> **ASSIGNMENT**: Write the data below out again, unchanged.

(Extracted data entries)
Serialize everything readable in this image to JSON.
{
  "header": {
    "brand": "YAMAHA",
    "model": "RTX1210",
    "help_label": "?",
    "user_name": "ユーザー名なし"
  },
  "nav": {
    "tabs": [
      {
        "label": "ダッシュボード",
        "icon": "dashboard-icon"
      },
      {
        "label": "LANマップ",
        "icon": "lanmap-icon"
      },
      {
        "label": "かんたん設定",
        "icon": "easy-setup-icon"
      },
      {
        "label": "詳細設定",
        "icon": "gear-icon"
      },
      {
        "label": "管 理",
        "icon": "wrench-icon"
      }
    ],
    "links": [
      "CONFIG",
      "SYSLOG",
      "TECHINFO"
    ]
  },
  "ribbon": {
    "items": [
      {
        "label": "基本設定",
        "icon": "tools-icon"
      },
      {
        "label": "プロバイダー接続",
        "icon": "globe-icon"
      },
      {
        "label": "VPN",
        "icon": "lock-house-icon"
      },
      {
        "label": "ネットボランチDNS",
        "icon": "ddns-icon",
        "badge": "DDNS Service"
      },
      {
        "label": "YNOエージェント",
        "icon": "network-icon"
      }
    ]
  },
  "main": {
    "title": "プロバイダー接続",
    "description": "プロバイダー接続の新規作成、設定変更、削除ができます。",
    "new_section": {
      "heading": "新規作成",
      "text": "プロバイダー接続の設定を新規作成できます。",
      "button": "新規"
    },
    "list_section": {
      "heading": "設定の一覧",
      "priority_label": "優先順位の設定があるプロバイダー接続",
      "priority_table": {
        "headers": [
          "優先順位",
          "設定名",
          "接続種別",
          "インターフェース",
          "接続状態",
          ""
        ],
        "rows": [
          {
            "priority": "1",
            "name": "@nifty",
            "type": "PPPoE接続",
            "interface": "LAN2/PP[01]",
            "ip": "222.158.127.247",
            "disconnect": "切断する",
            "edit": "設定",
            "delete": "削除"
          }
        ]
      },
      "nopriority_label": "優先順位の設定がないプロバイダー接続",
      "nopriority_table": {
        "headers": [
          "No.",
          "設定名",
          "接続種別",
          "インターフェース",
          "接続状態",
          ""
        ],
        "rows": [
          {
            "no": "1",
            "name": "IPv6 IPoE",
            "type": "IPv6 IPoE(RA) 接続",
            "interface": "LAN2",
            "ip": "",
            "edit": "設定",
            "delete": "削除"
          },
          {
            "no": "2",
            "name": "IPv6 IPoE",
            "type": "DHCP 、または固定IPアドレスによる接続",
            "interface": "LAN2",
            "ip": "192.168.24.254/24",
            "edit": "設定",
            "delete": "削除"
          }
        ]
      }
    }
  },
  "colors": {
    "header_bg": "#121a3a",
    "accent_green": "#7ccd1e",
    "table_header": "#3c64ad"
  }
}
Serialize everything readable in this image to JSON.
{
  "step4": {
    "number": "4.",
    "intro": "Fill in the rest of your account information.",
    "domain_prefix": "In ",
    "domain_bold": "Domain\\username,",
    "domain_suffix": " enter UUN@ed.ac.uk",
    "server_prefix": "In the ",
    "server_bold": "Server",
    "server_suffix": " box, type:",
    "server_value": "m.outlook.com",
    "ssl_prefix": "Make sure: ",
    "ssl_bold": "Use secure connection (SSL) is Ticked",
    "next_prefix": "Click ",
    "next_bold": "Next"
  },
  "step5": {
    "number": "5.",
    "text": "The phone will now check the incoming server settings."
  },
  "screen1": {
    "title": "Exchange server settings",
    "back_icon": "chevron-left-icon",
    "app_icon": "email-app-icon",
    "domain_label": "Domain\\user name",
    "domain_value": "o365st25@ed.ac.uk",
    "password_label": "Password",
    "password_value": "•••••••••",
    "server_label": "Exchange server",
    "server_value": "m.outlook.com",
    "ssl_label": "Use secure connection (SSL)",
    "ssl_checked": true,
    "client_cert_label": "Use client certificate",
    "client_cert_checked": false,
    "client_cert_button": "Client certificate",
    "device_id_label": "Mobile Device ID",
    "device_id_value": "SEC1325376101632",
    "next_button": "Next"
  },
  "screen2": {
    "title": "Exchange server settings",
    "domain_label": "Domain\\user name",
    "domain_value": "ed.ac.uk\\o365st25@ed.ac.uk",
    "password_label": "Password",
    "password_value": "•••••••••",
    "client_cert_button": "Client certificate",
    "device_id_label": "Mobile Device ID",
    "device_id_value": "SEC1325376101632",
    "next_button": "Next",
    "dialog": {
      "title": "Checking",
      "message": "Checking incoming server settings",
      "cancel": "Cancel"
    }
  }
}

> **EXERCISE SOLUTION**:
Serialize everything readable in this image to JSON.
{
  "header": {
    "brand": "YAMAHA",
    "model": "RTX1210",
    "help_label": "?",
    "user_name": "ユーザー名なし"
  },
  "nav": {
    "tabs": [
      {
        "label": "ダッシュボード",
        "icon": "dashboard-icon"
      },
      {
        "label": "LANマップ",
        "icon": "lanmap-icon"
      },
      {
        "label": "かんたん設定",
        "icon": "easy-setup-icon"
      },
      {
        "label": "詳細設定",
        "icon": "gear-icon"
      },
      {
        "label": "管 理",
        "icon": "wrench-icon"
      }
    ],
    "links": [
      "CONFIG",
      "SYSLOG",
      "TECHINFO"
    ]
  },
  "ribbon": {
    "items": [
      {
        "label": "基本設定",
        "icon": "tools-icon"
      },
      {
        "label": "プロバイダー接続",
        "icon": "globe-icon"
      },
      {
        "label": "VPN",
        "icon": "lock-house-icon"
      },
      {
        "label": "ネットボランチDNS",
        "icon": "ddns-icon",
        "badge": "DDNS Service"
      },
      {
        "label": "YNOエージェント",
        "icon": "network-icon"
      }
    ]
  },
  "main": {
    "title": "プロバイダー接続",
    "description": "プロバイダー接続の新規作成、設定変更、削除ができます。",
    "new_section": {
      "heading": "新規作成",
      "text": "プロバイダー接続の設定を新規作成できます。",
      "button": "新規"
    },
    "list_section": {
      "heading": "設定の一覧",
      "priority_label": "優先順位の設定があるプロバイダー接続",
      "priority_table": {
        "headers": [
          "優先順位",
          "設定名",
          "接続種別",
          "インターフェース",
          "接続状態",
          ""
        ],
        "rows": [
          {
            "priority": "1",
            "name": "@nifty",
            "type": "PPPoE接続",
            "interface": "LAN2/PP[01]",
            "ip": "222.158.127.247",
            "disconnect": "切断する",
            "edit": "設定",
            "delete": "削除"
          }
        ]
      },
      "nopriority_label": "優先順位の設定がないプロバイダー接続",
      "nopriority_table": {
        "headers": [
          "No.",
          "設定名",
          "接続種別",
          "インターフェース",
          "接続状態",
          ""
        ],
        "rows": [
          {
            "no": "1",
            "name": "IPv6 IPoE",
            "type": "IPv6 IPoE(RA) 接続",
            "interface": "LAN2",
            "ip": "",
            "edit": "設定",
            "delete": "削除"
          },
          {
            "no": "2",
            "name": "IPv6 IPoE",
            "type": "DHCP 、または固定IPアドレスによる接続",
            "interface": "LAN2",
            "ip": "192.168.24.254/24",
            "edit": "設定",
            "delete": "削除"
          }
        ]
      }
    }
  },
  "colors": {
    "header_bg": "#121a3a",
    "accent_green": "#7ccd1e",
    "table_header": "#3c64ad"
  }
}
Serialize everything readable in this image to JSON.
{
  "step4": {
    "number": "4.",
    "intro": "Fill in the rest of your account information.",
    "domain_prefix": "In ",
    "domain_bold": "Domain\\username,",
    "domain_suffix": " enter UUN@ed.ac.uk",
    "server_prefix": "In the ",
    "server_bold": "Server",
    "server_suffix": " box, type:",
    "server_value": "m.outlook.com",
    "ssl_prefix": "Make sure: ",
    "ssl_bold": "Use secure connection (SSL) is Ticked",
    "next_prefix": "Click ",
    "next_bold": "Next"
  },
  "step5": {
    "number": "5.",
    "text": "The phone will now check the incoming server settings."
  },
  "screen1": {
    "title": "Exchange server settings",
    "back_icon": "chevron-left-icon",
    "app_icon": "email-app-icon",
    "domain_label": "Domain\\user name",
    "domain_value": "o365st25@ed.ac.uk",
    "password_label": "Password",
    "password_value": "•••••••••",
    "server_label": "Exchange server",
    "server_value": "m.outlook.com",
    "ssl_label": "Use secure connection (SSL)",
    "ssl_checked": true,
    "client_cert_label": "Use client certificate",
    "client_cert_checked": false,
    "client_cert_button": "Client certificate",
    "device_id_label": "Mobile Device ID",
    "device_id_value": "SEC1325376101632",
    "next_button": "Next"
  },
  "screen2": {
    "title": "Exchange server settings",
    "domain_label": "Domain\\user name",
    "domain_value": "ed.ac.uk\\o365st25@ed.ac.uk",
    "password_label": "Password",
    "password_value": "•••••••••",
    "client_cert_button": "Client certificate",
    "device_id_label": "Mobile Device ID",
    "device_id_value": "SEC1325376101632",
    "next_button": "Next",
    "dialog": {
      "title": "Checking",
      "message": "Checking incoming server settings",
      "cancel": "Cancel"
    }
  }
}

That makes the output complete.